The Atlantic Says We're Fatter Today than in the '80s Because of Chemicals, Antidepressants, Microbiome. True?

Obesity. It's a big fat problem. And, as with all big fat problems, somebody else is to blame.

A new video released by The Atlantic attempts to explain why there are more obese Americans today than in the 1980s. They claim that even if people eat healthy and exercise, it is easier to be obese today than back then because of chemicals, antidepressants, and changes in the microbiome. Only one of those is likely correct.

The video begins by saying:

"A 2015 study revealed that people are 10% heavier today even if they eat and exercise the same amount as people did in the '80s."

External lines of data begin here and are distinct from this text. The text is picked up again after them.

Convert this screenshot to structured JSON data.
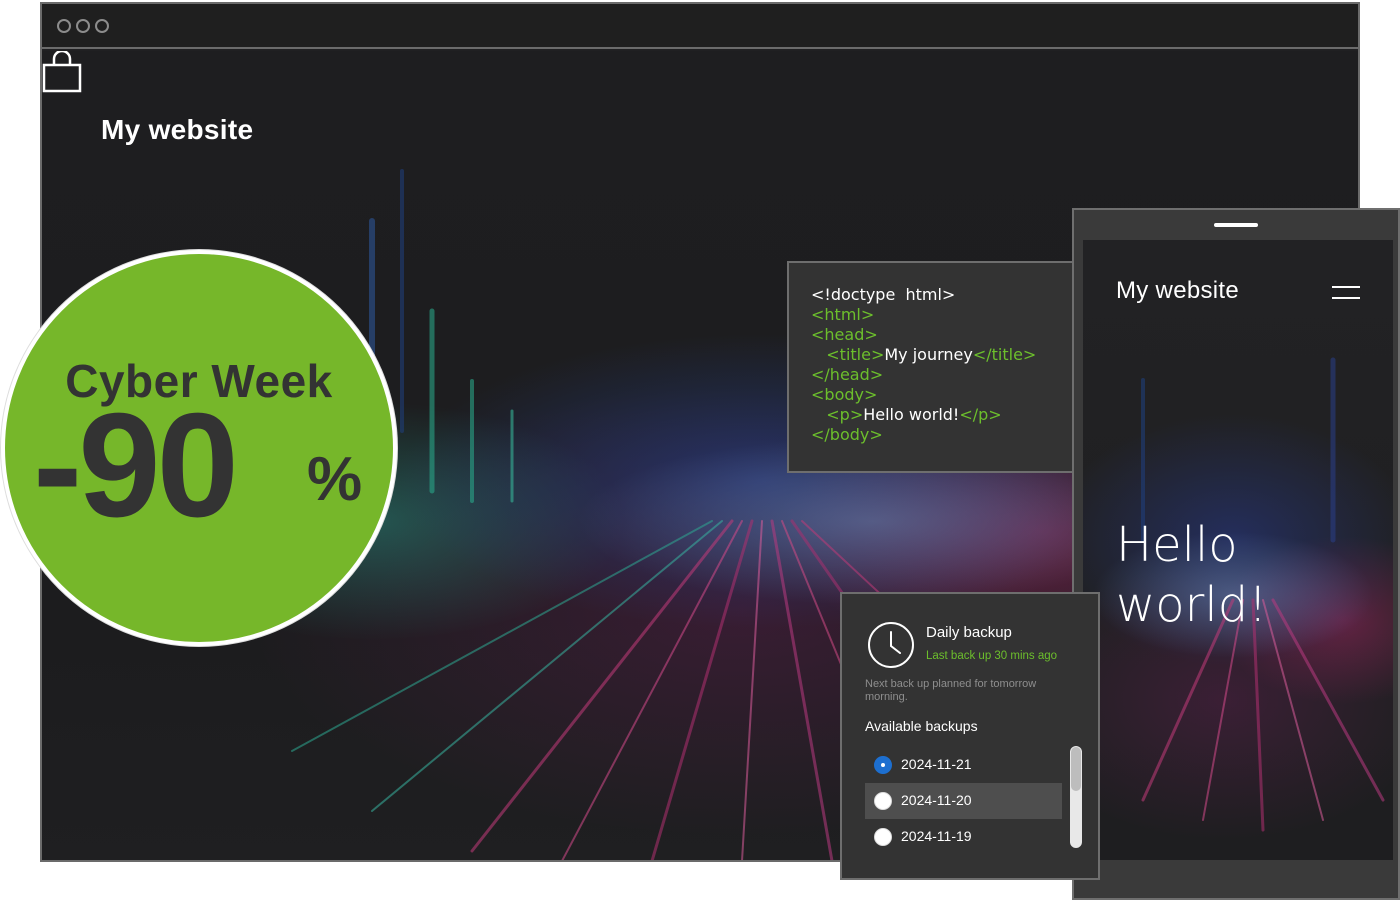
{
  "desktop": {
    "site_title": "My website",
    "cart_icon": "shopping-bag-icon",
    "window_controls": [
      "circle",
      "circle",
      "circle"
    ]
  },
  "promo": {
    "title": "Cyber Week",
    "value": "-90",
    "unit": "%",
    "background": "#76b72a",
    "text_color": "#333333"
  },
  "code_panel": {
    "lines": [
      {
        "pre": "",
        "text": "<!doctype  html>",
        "color": "white"
      },
      {
        "pre": "",
        "text": "<html>",
        "color": "green"
      },
      {
        "pre": "",
        "text": "<head>",
        "color": "green"
      },
      {
        "pre": "   ",
        "open": "<title>",
        "content": "My journey",
        "close": "</title>"
      },
      {
        "pre": "",
        "text": "</head>",
        "color": "green"
      },
      {
        "pre": "",
        "text": "<body>",
        "color": "green"
      },
      {
        "pre": "   ",
        "open": "<p>",
        "content": "Hello world!",
        "close": "</p>"
      },
      {
        "pre": "",
        "text": "</body>",
        "color": "green"
      }
    ],
    "tag_color": "#6cbf2c"
  },
  "mobile": {
    "site_title": "My website",
    "menu_icon": "hamburger-menu-icon",
    "hero_line1": "Hello",
    "hero_line2": "world!"
  },
  "backup": {
    "icon": "clock-icon",
    "title": "Daily backup",
    "last_backup": "Last back up 30 mins ago",
    "next_backup": "Next back up planned for tomorrow morning.",
    "available_label": "Available backups",
    "items": [
      {
        "date": "2024-11-21",
        "selected": true
      },
      {
        "date": "2024-11-20",
        "selected": false,
        "highlighted": true
      },
      {
        "date": "2024-11-19",
        "selected": false
      }
    ],
    "accent": "#1d6fd0",
    "status_color": "#6cbf2c"
  }
}
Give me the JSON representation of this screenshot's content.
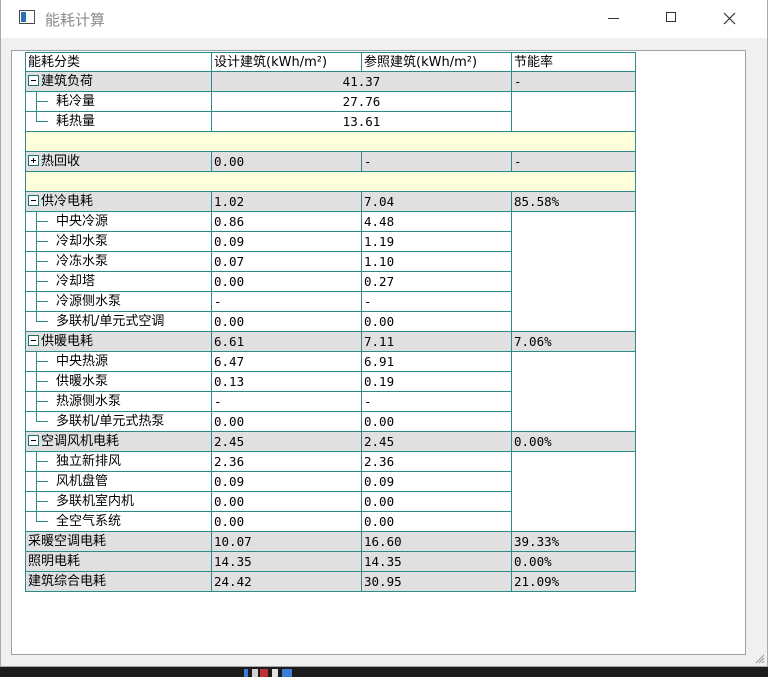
{
  "window": {
    "title": "能耗计算"
  },
  "table": {
    "headers": [
      "能耗分类",
      "设计建筑(kWh/m²)",
      "参照建筑(kWh/m²)",
      "节能率"
    ],
    "rows": [
      {
        "kind": "group",
        "toggle": "minus",
        "label": "建筑负荷",
        "merged": "41.37",
        "rate": "-"
      },
      {
        "kind": "child",
        "label": "耗冷量",
        "merged": "27.76",
        "rate": ""
      },
      {
        "kind": "child",
        "last": true,
        "label": "耗热量",
        "merged": "13.61",
        "rate": ""
      },
      {
        "kind": "sep"
      },
      {
        "kind": "group",
        "toggle": "plus",
        "label": "热回收",
        "design": "0.00",
        "ref": "-",
        "rate": "-"
      },
      {
        "kind": "sep"
      },
      {
        "kind": "group",
        "toggle": "minus",
        "label": "供冷电耗",
        "design": "1.02",
        "ref": "7.04",
        "rate": "85.58%"
      },
      {
        "kind": "child",
        "label": "中央冷源",
        "design": "0.86",
        "ref": "4.48",
        "rate": ""
      },
      {
        "kind": "child",
        "label": "冷却水泵",
        "design": "0.09",
        "ref": "1.19",
        "rate": ""
      },
      {
        "kind": "child",
        "label": "冷冻水泵",
        "design": "0.07",
        "ref": "1.10",
        "rate": ""
      },
      {
        "kind": "child",
        "label": "冷却塔",
        "design": "0.00",
        "ref": "0.27",
        "rate": ""
      },
      {
        "kind": "child",
        "label": "冷源侧水泵",
        "design": "-",
        "ref": "-",
        "rate": ""
      },
      {
        "kind": "child",
        "last": true,
        "label": "多联机/单元式空调",
        "design": "0.00",
        "ref": "0.00",
        "rate": ""
      },
      {
        "kind": "group",
        "toggle": "minus",
        "label": "供暖电耗",
        "design": "6.61",
        "ref": "7.11",
        "rate": "7.06%"
      },
      {
        "kind": "child",
        "label": "中央热源",
        "design": "6.47",
        "ref": "6.91",
        "rate": ""
      },
      {
        "kind": "child",
        "label": "供暖水泵",
        "design": "0.13",
        "ref": "0.19",
        "rate": ""
      },
      {
        "kind": "child",
        "label": "热源侧水泵",
        "design": "-",
        "ref": "-",
        "rate": ""
      },
      {
        "kind": "child",
        "last": true,
        "label": "多联机/单元式热泵",
        "design": "0.00",
        "ref": "0.00",
        "rate": ""
      },
      {
        "kind": "group",
        "toggle": "minus",
        "label": "空调风机电耗",
        "design": "2.45",
        "ref": "2.45",
        "rate": "0.00%"
      },
      {
        "kind": "child",
        "label": "独立新排风",
        "design": "2.36",
        "ref": "2.36",
        "rate": ""
      },
      {
        "kind": "child",
        "label": "风机盘管",
        "design": "0.09",
        "ref": "0.09",
        "rate": ""
      },
      {
        "kind": "child",
        "label": "多联机室内机",
        "design": "0.00",
        "ref": "0.00",
        "rate": ""
      },
      {
        "kind": "child",
        "last": true,
        "label": "全空气系统",
        "design": "0.00",
        "ref": "0.00",
        "rate": ""
      },
      {
        "kind": "summary",
        "label": "采暖空调电耗",
        "design": "10.07",
        "ref": "16.60",
        "rate": "39.33%"
      },
      {
        "kind": "summary",
        "label": "照明电耗",
        "design": "14.35",
        "ref": "14.35",
        "rate": "0.00%"
      },
      {
        "kind": "summary",
        "label": "建筑综合电耗",
        "design": "24.42",
        "ref": "30.95",
        "rate": "21.09%"
      }
    ]
  },
  "icons": {
    "app": "app-window-icon",
    "minimize": "minimize-icon",
    "maximize": "maximize-icon",
    "close": "close-icon",
    "resize": "resize-grip-icon"
  },
  "colors": {
    "grid_line": "#2e8a8a",
    "group_row": "#e0e0e0",
    "separator_row": "#ffffdc"
  }
}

That is incredibly difficult to believe. Nutrition research is nearly universally based on food frequency questionnaires (FFQs), which are notoriously unreliable. For example, it is not uncommon for people to report food consumption patterns that are incompatible with life. Recently, Dr. John Ioannidis, a professional junk science debunker, wrote that nutrition epidemiology is in need of "radical reform."

Additionally, we know that society's food consumption patterns have changed quite drastically since the 1980s. Most notably, Americans eat out more than ever before. Surely, that must play a substantial role in our obesity problem.

Instead, the video blamed chemicals found in flame retardants, pesticides, plastics, processed foods, and cleaning products:

"The EU has banned many of these chemicals while the U.S. has not. In cosmetics alone, the EU banned 1,300 chemicals while the U.S. banned only 11."

It is simply unscientific to look at a problem (in this case, obesity) and then blame whatever has increased in recent years for causing it. Sales of organic food have skyrocketed since the 1980s. Using that logic, maybe Whole Foods is responsible for obesity.

Just for the sake of argument, let's assume that this argument carries weight. (No pun intended.) Europe eagerly bans all sorts of chemicals, so we would predict that obesity isn't a problem in Europe. But it is. This article in Big Think shows obesity rates in Europe and in each U.S. state. While Americans are clearly heavier than Europeans, our friends across the pond aren't exactly lightweights. The prevalence of obesity is relatively high in Turkey, Malta, and the UK.

Still, Europeans are thinner. Is that because of fewer chemicals? That's unlikely. I have traveled to Europe 23 times, and I can say from first-hand experience that they have a different lifestyle. Food portions are smaller, and Europeans tend to walk more than Americans. (One reason is because most of their cities -- even the relatively poor ones in Eastern Europe -- have excellent mass transit.) That seems to me a far more likely explanation. Indeed, research shows that Americans walk less than people in Switzerland, Australia, and Japan.

The video goes on:

"Many people are prescribed these medications [antidepressants] for serious medical conditions. Weight gain could be an unintended consequence."

Here, The Atlantic is on to something. A 2018 study published in the British Medical Journal concluded, "Widespread utilisation of antidepressants may be contributing to long term increased risk of weight gain at population level."

Finally, the video addresses the microbiome:

"A modern western diet that is low in fiber and high in fat and processed foods prevents the good bacteria from moving in and doing these jobs that help regulate our weight."

Not much is known about the microbiome. We know that people who have certain health problems (like obesity) have different microbiomes than healthier people. But did the microbiome shift cause obesity or did obesity cause the microbiome shift? Or is causation a "two-way street"? We don't know. Moreover, we knew even less about the microbiome in the 1980s, so it's basically impossible to know how the American microbiome has changed over time.

In a very small clinical trial, obese patients swallowed poop pills made from the fecal microbiota of a skinny woman. While there were changes to their microbiomes, the patients didn't lose weight.

So, here's the verdict on The Atlantic's proposed causes for obesity in America:

Chemicals -- wrong
Antidepressants -- probably plays a role
Microbiome change -- possible, but unknown

The likeliest causes, which are behavioral (e.g., eating out more and not walking enough), went unmentioned.